The sounds are just select enough, just refined enough, just stretched-to-near-breaking enough to seep into the background. The music presents a dreamstate of melodic progression, each note held until it seems to make a move from one ear to the next, passing like scenes outside the window as you make your way across the country by car. These are “Absence” and “The Big Empty,” the two tracks that comprise Dissociative Fugue, the new free release by I’ve Lost (aka Bobby Jones).
The subtle fugue-like activity that the album’s title uses to announce Jones’ approach takes place as a casual layering of elements. Just as one ribbon of sound comes to a close, another has just about come into the sonic foreground. The pieces work particularly well because the lead lines, such as they are, never seem to stand apart from the background; there’s a heavy “depth of sonic field” at work here, and that resonance, that sense of density and presence, may be the EP’s greatest accomplishment. Yes, it arguably counts as an EP, even though it only has two tracks, because combined they’re almost 30 minutes in length.

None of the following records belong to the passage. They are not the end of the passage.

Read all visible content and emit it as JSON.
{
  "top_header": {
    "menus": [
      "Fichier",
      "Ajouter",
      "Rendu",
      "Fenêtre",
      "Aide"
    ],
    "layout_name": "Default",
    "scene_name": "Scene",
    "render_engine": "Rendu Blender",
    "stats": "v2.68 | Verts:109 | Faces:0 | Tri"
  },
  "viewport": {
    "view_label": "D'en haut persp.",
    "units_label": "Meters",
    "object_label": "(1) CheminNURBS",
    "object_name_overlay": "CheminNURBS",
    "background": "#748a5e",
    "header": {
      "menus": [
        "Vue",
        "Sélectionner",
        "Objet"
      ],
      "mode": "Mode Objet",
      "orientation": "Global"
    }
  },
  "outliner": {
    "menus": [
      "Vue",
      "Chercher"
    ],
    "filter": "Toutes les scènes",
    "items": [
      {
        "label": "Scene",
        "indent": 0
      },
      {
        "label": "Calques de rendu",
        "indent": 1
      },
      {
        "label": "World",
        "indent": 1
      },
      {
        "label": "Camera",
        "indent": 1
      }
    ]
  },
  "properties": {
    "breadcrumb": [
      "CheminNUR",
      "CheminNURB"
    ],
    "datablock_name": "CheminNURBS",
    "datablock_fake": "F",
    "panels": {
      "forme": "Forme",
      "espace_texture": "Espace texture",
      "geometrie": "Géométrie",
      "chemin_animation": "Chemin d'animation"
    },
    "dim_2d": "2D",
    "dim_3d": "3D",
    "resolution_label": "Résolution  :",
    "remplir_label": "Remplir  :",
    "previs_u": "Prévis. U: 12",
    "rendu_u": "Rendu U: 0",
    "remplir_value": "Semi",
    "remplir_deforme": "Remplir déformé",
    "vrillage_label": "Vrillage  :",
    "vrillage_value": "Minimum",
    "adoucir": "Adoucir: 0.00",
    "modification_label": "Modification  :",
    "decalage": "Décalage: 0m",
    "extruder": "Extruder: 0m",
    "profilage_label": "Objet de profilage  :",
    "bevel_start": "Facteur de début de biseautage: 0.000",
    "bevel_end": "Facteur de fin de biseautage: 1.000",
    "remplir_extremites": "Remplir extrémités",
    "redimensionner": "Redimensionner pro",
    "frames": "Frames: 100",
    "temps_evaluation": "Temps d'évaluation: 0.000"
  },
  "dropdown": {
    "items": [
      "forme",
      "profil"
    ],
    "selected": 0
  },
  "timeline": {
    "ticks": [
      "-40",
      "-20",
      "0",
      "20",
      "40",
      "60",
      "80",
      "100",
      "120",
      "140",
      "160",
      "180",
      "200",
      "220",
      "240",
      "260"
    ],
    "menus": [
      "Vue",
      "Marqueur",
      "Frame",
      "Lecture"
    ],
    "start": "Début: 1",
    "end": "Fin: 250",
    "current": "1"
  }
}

Rest assured this isn’t pure sonic prettiness for its own sake. At times the tones have an almost harsh, razor edge to them, sharp and prickly — nothing too aggressive, mind you. But for once, it’s less a matter of melody than of tone that keeps your mind focused on what might, in less able hands, have been relegated entirely to the background.